Each year, the government doggedly tries to give them money to build a school. Each year, they decline, seeing it as an insidious erosion of their culture. “If the children go to school, it’s just the same as the outside world,” Aya Mursit says through Vita. “They would be exposed to different values, and risk becoming greedy.
“A lack of an education isn’t the same thing as a lack of intelligence.”
The Baduy have long been considered a source of wisdom and magical power by other Indonesians. Many have sought an audience with the spiritual Pu’un leaders over the years, but they are picky about who they will see. Former President Sukarno, who granted them government protection, sometimes consulted with them. When his successor Suharto tried to visit in his helicopter, the Pu’un sent an envoy.
The Good Life
By and large, the Baduy are walking advertisements for clean living. Their skin is glowing and unblemished, their physiques are the type that gyms plaster on billboards. Their society has essentially zero crime.
But Baduy is not utopia.
One of Jakam’s neighbors, a young mother, was bitten by a snake some months ago. She was treated by a traditional healer but received no modern medicine and died horribly over three days.
A 2006 study by the Bina Karta Lestari Foundation, an NGO that works toward sustainable development, found that the government considers the Baduy to be living in poverty. Using income, education level, sanitation, access to electricity and savings as indicators, they are indeed. But measuring access to adequate clothing, food and housing, they do not lack for anything.

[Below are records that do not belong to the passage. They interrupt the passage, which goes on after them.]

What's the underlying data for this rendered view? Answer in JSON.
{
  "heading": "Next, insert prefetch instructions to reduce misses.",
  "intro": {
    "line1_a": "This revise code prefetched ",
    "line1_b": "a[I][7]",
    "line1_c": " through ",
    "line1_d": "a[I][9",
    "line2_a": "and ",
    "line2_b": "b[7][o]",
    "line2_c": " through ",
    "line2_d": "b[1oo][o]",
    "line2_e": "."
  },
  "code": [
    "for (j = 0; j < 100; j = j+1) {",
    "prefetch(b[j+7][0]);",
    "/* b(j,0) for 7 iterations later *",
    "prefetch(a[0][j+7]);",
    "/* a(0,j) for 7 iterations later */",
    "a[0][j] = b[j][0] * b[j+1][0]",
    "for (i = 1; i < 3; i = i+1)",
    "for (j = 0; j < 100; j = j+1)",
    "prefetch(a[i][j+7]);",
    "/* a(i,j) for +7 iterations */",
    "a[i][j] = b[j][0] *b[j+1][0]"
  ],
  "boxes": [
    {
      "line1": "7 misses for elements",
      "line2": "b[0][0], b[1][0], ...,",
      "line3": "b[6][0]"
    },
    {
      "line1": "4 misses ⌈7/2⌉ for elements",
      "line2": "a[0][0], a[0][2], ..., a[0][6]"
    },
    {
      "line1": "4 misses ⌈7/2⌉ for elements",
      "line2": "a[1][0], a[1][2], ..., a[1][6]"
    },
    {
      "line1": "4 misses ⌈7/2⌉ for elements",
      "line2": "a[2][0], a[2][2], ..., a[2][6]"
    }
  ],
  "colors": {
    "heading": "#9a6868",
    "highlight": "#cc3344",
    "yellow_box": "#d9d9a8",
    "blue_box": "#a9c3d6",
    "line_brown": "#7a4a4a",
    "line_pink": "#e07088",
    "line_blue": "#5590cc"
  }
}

So how long can they hold out and keep their way of life intact? Considering their long history of sustainable practices, the answer would seem to be “indefinitely” — if they are left to their own devices.
But as we continue our trip, there is more evidence of encroaching modernity. Politicians’ campaign signs crop up even in this remote area. A few cement pilings are in place, presumably the vanguard of a modern bridge over a river.
But that’s not the bridge they brought us to see. Our destination comes into view, and they smile at our gasps of astonishment.
The bridge is a wild tangle of roots that have naturally twined together across a stretch of rocky stream.
It is equal parts mossy and smooth, held up, at least for now, by an ingenious blend of old and new.